On the other hand, Mr. Smith just met with his local real estate broker, Jonathan Saveriano, who appraised his house at $257,000 (note: the median price of a single family home on the island of Montreal has gone up by about 157 per cent since 2000). Throughout the last twelve years, he had been saving his "dividends" in the same manner as Mr. Jones; he now has roughly $138,000. Mr. Smith's initial investment has grown to a staggering $395,000 dollars.
The returns of residential real estate in Montreal have without a doubt been much higher than those of the TSX since 2000, but that would not imply anything with regards to investment quality without a measure of risk. For those of you who are not familiar with the theoretical basis of finance, one must always take risk into account when measuring the performance of a portfolio as riskier investments should yield higher returns. Surprisingly, the standard deviation of annual real estate returns was much lower than that of the ETF -- 6.5 per cent compared to 18 per cent (roughly).

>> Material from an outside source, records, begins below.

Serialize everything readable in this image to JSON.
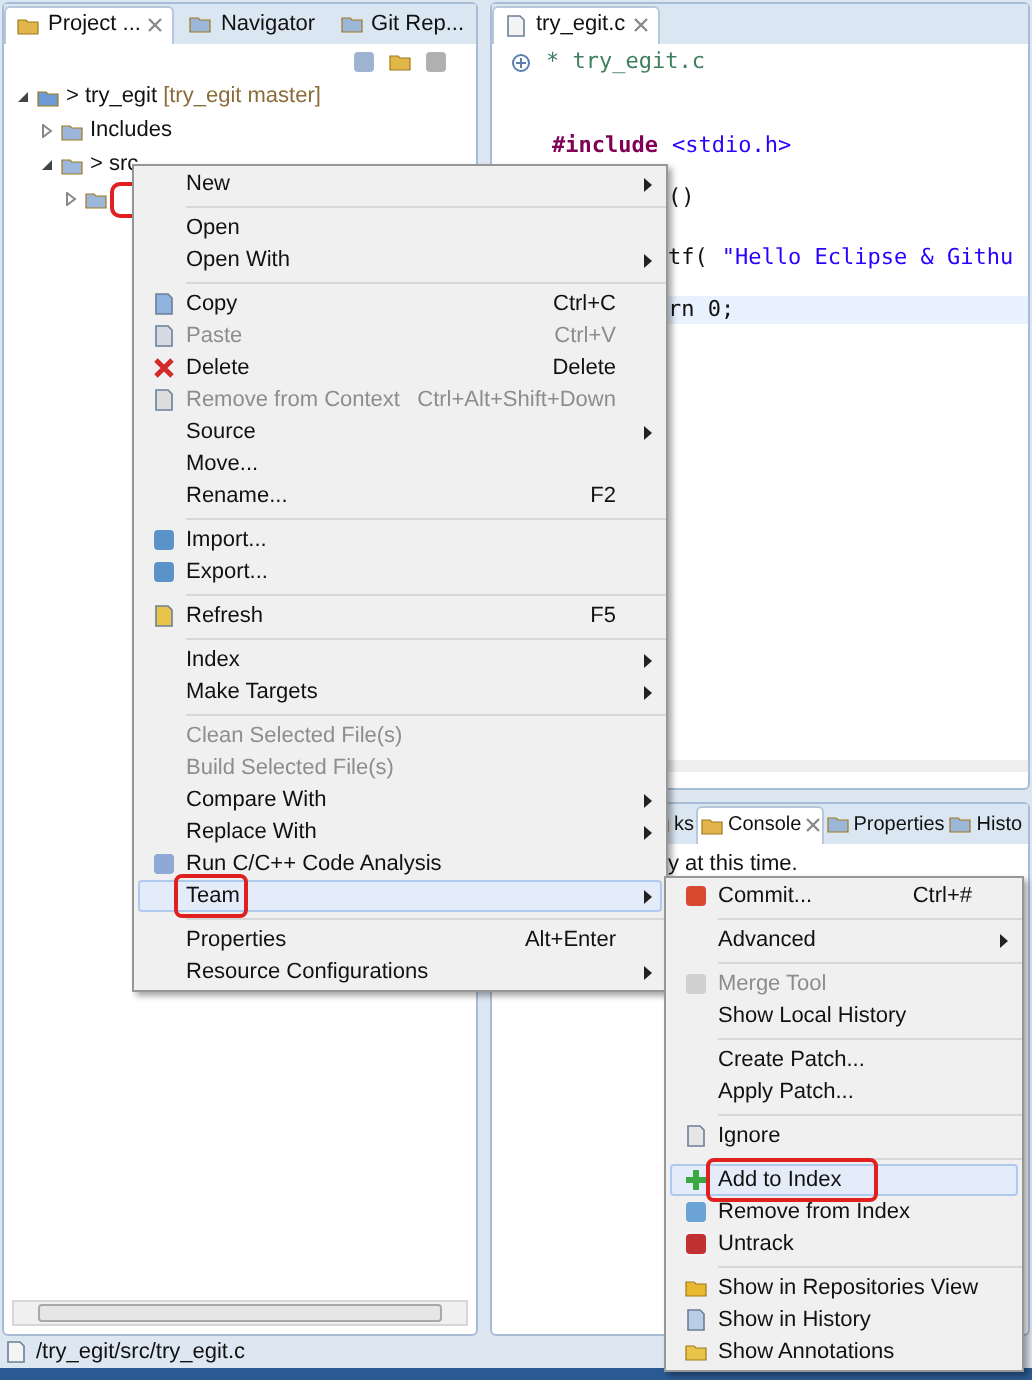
{
  "left_panel": {
    "tabs": [
      {
        "label": "Project ...",
        "selected": true,
        "closable": true
      },
      {
        "label": "Navigator",
        "selected": false,
        "closable": false
      },
      {
        "label": "Git Rep...",
        "selected": false,
        "closable": false
      }
    ],
    "tree": [
      {
        "label": "> try_egit",
        "decoration": "[try_egit master]",
        "expanded": true,
        "children": [
          {
            "label": "Includes",
            "expanded": false
          },
          {
            "label": "> src",
            "expanded": true,
            "children": [
              {
                "selected": true,
                "circled": true,
                "expanded": false
              }
            ]
          }
        ]
      }
    ]
  },
  "editor": {
    "tab": {
      "label": "try_egit.c",
      "selected": true
    },
    "lines": [
      {
        "current": false,
        "tokens": [
          {
            "kind": "comment",
            "text": "* try_egit.c"
          }
        ]
      },
      {
        "current": false,
        "tokens": [
          {
            "kind": "keyword",
            "text": "#include"
          },
          {
            "kind": "string",
            "text": "<stdio.h>"
          }
        ]
      },
      {
        "current": false,
        "tokens": [
          {
            "kind": "code",
            "text": "()"
          }
        ]
      },
      {
        "current": false,
        "tokens": [
          {
            "kind": "code",
            "text": "tf("
          },
          {
            "kind": "string",
            "text": "\"Hello Eclipse & Githu"
          }
        ]
      },
      {
        "current": true,
        "tokens": [
          {
            "kind": "code",
            "text": "rn 0;"
          }
        ]
      }
    ]
  },
  "bottom_panel": {
    "tabs": [
      {
        "label": "ks",
        "selected": false,
        "closable": false
      },
      {
        "label": "Console",
        "selected": true,
        "closable": true
      },
      {
        "label": "Properties",
        "selected": false,
        "closable": false
      },
      {
        "label": "Histo",
        "selected": false,
        "closable": false
      }
    ],
    "message": "y at this time."
  },
  "context_menu": {
    "items": [
      {
        "kind": "item",
        "label": "New",
        "submenu": true,
        "disabled": false,
        "selected": false,
        "circled": false
      },
      {
        "kind": "separator"
      },
      {
        "kind": "item",
        "label": "Open",
        "submenu": false,
        "disabled": false,
        "selected": false,
        "circled": false
      },
      {
        "kind": "item",
        "label": "Open With",
        "submenu": true,
        "disabled": false,
        "selected": false,
        "circled": false
      },
      {
        "kind": "separator"
      },
      {
        "kind": "item",
        "label": "Copy",
        "shortcut": "Ctrl+C",
        "submenu": false,
        "disabled": false,
        "selected": false,
        "circled": false
      },
      {
        "kind": "item",
        "label": "Paste",
        "shortcut": "Ctrl+V",
        "submenu": false,
        "disabled": true,
        "selected": false,
        "circled": false
      },
      {
        "kind": "item",
        "label": "Delete",
        "shortcut": "Delete",
        "submenu": false,
        "disabled": false,
        "selected": false,
        "circled": false
      },
      {
        "kind": "item",
        "label": "Remove from Context",
        "shortcut": "Ctrl+Alt+Shift+Down",
        "submenu": false,
        "disabled": true,
        "selected": false,
        "circled": false
      },
      {
        "kind": "item",
        "label": "Source",
        "submenu": true,
        "disabled": false,
        "selected": false,
        "circled": false
      },
      {
        "kind": "item",
        "label": "Move...",
        "submenu": false,
        "disabled": false,
        "selected": false,
        "circled": false
      },
      {
        "kind": "item",
        "label": "Rename...",
        "shortcut": "F2",
        "submenu": false,
        "disabled": false,
        "selected": false,
        "circled": false
      },
      {
        "kind": "separator"
      },
      {
        "kind": "item",
        "label": "Import...",
        "submenu": false,
        "disabled": false,
        "selected": false,
        "circled": false
      },
      {
        "kind": "item",
        "label": "Export...",
        "submenu": false,
        "disabled": false,
        "selected": false,
        "circled": false
      },
      {
        "kind": "separator"
      },
      {
        "kind": "item",
        "label": "Refresh",
        "shortcut": "F5",
        "submenu": false,
        "disabled": false,
        "selected": false,
        "circled": false
      },
      {
        "kind": "separator"
      },
      {
        "kind": "item",
        "label": "Index",
        "submenu": true,
        "disabled": false,
        "selected": false,
        "circled": false
      },
      {
        "kind": "item",
        "label": "Make Targets",
        "submenu": true,
        "disabled": false,
        "selected": false,
        "circled": false
      },
      {
        "kind": "separator"
      },
      {
        "kind": "item",
        "label": "Clean Selected File(s)",
        "submenu": false,
        "disabled": true,
        "selected": false,
        "circled": false
      },
      {
        "kind": "item",
        "label": "Build Selected File(s)",
        "submenu": false,
        "disabled": true,
        "selected": false,
        "circled": false
      },
      {
        "kind": "item",
        "label": "Compare With",
        "submenu": true,
        "disabled": false,
        "selected": false,
        "circled": false
      },
      {
        "kind": "item",
        "label": "Replace With",
        "submenu": true,
        "disabled": false,
        "selected": false,
        "circled": false
      },
      {
        "kind": "item",
        "label": "Run C/C++ Code Analysis",
        "submenu": false,
        "disabled": false,
        "selected": false,
        "circled": false
      },
      {
        "kind": "item",
        "label": "Team",
        "submenu": true,
        "disabled": false,
        "selected": true,
        "circled": true
      },
      {
        "kind": "separator"
      },
      {
        "kind": "item",
        "label": "Properties",
        "shortcut": "Alt+Enter",
        "submenu": false,
        "disabled": false,
        "selected": false,
        "circled": false
      },
      {
        "kind": "item",
        "label": "Resource Configurations",
        "submenu": true,
        "disabled": false,
        "selected": false,
        "circled": false
      }
    ]
  },
  "team_menu": {
    "items": [
      {
        "kind": "item",
        "label": "Commit...",
        "shortcut": "Ctrl+#",
        "submenu": false,
        "disabled": false,
        "selected": false,
        "circled": false
      },
      {
        "kind": "separator"
      },
      {
        "kind": "item",
        "label": "Advanced",
        "submenu": true,
        "disabled": false,
        "selected": false,
        "circled": false
      },
      {
        "kind": "separator"
      },
      {
        "kind": "item",
        "label": "Merge Tool",
        "submenu": false,
        "disabled": true,
        "selected": false,
        "circled": false
      },
      {
        "kind": "item",
        "label": "Show Local History",
        "submenu": false,
        "disabled": false,
        "selected": false,
        "circled": false
      },
      {
        "kind": "separator"
      },
      {
        "kind": "item",
        "label": "Create Patch...",
        "submenu": false,
        "disabled": false,
        "selected": false,
        "circled": false
      },
      {
        "kind": "item",
        "label": "Apply Patch...",
        "submenu": false,
        "disabled": false,
        "selected": false,
        "circled": false
      },
      {
        "kind": "separator"
      },
      {
        "kind": "item",
        "label": "Ignore",
        "submenu": false,
        "disabled": false,
        "selected": false,
        "circled": false
      },
      {
        "kind": "separator"
      },
      {
        "kind": "item",
        "label": "Add to Index",
        "submenu": false,
        "disabled": false,
        "selected": true,
        "circled": true
      },
      {
        "kind": "item",
        "label": "Remove from Index",
        "submenu": false,
        "disabled": false,
        "selected": false,
        "circled": false
      },
      {
        "kind": "item",
        "label": "Untrack",
        "submenu": false,
        "disabled": false,
        "selected": false,
        "circled": false
      },
      {
        "kind": "separator"
      },
      {
        "kind": "item",
        "label": "Show in Repositories View",
        "submenu": false,
        "disabled": false,
        "selected": false,
        "circled": false
      },
      {
        "kind": "item",
        "label": "Show in History",
        "submenu": false,
        "disabled": false,
        "selected": false,
        "circled": false
      },
      {
        "kind": "item",
        "label": "Show Annotations",
        "submenu": false,
        "disabled": false,
        "selected": false,
        "circled": false
      }
    ]
  },
  "status_bar": {
    "path": "/try_egit/src/try_egit.c"
  }
}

Given that the returns were higher and the risk was lower, we can conclusively say that Montreal real estate was a better investment than the TSX during this period. However, I make no claims as to whether these trends will continue or not, nor as to the extent which these results can be generalized to the entire Canadian real estate market or the market of other major Canadian cities. That being said, although I am not privy to statistics on the Vancouver and Toronto markets, I would be absolutely stunned if the same basic conclusion was not derived.
The Montreal real estate market has been under scrutiny for decades, but it has remained resilient in the recent tumultuous economic times and has surpassed all expectations. The market is by no means bullet-proof, but the incessant fear-mongering from skeptics diverts attention away from how good of an investment it has been historically.
As a result of the empirical evidence presented in this article, it can be said with confidence that the residential real estate market on the island of Montreal has outperformed the TSX since the year 2000. Real estate seems to have defied the principles of finance and economics -- perhaps because it is a little more than just a financial product or a commodity -- and that is what some seem to have a hard time understanding.
As once explained by Pa Bailey in the film "It's a Wonderful Life", home ownership is, "...a fundamental urge. It's deep in the race for a man to want his own roof and walls and fireplace." Unlike most other goods or services that financial assets are based on, real estate responds to an innate desire -- the desire to have a piece of this earth one can call his own. This basic yearning has been, in my opinion, the driving force of the real estate market, and the reason I continue to believe in it.
This article was originally published in the Prince Arthur Herald